■ What you have to do: Work through the data and report how many lines include the string "JSON", giving the number alone.

Entries from a dataset of interfaces
· · · · · · ·

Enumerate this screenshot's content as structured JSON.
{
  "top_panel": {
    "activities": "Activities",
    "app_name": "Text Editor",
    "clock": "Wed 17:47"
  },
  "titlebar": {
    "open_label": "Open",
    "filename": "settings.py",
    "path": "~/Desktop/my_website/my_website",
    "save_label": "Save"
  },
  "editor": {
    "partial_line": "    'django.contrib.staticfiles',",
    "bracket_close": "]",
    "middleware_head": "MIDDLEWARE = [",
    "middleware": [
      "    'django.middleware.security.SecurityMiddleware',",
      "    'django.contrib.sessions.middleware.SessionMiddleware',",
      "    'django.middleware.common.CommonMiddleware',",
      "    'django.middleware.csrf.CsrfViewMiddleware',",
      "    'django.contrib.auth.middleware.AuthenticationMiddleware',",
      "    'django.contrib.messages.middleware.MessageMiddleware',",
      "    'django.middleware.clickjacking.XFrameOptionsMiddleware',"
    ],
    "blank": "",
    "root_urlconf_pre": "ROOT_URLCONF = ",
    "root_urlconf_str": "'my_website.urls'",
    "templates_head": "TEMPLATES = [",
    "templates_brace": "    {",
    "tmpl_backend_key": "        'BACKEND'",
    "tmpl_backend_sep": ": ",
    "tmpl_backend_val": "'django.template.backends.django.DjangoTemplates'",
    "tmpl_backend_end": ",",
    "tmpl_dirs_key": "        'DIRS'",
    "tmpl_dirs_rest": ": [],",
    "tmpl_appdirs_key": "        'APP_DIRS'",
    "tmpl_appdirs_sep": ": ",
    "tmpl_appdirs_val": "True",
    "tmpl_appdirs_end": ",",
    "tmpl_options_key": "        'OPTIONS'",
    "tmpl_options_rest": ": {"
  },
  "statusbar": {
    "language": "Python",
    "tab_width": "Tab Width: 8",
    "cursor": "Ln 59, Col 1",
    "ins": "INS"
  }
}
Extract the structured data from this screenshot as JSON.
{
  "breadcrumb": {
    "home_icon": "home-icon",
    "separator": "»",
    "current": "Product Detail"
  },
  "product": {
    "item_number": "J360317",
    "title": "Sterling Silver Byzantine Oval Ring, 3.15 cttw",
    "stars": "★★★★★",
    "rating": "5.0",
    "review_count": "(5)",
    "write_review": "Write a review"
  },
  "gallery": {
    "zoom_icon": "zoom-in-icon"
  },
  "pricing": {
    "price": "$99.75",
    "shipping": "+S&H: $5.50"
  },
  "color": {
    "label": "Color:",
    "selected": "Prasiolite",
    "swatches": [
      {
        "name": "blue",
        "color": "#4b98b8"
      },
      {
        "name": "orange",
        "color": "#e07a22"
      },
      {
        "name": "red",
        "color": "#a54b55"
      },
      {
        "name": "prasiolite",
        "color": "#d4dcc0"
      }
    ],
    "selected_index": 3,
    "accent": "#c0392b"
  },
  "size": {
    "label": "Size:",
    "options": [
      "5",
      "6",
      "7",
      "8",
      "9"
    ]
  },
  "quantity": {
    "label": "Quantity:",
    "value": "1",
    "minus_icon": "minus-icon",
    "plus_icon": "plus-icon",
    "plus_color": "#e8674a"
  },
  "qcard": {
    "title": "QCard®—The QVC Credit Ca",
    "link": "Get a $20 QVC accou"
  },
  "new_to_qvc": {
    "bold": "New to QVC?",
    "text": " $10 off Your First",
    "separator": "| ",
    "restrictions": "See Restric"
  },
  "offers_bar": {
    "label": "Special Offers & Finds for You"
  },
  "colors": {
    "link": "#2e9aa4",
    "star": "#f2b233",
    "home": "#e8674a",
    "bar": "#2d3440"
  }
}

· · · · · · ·

■ Answer section: 2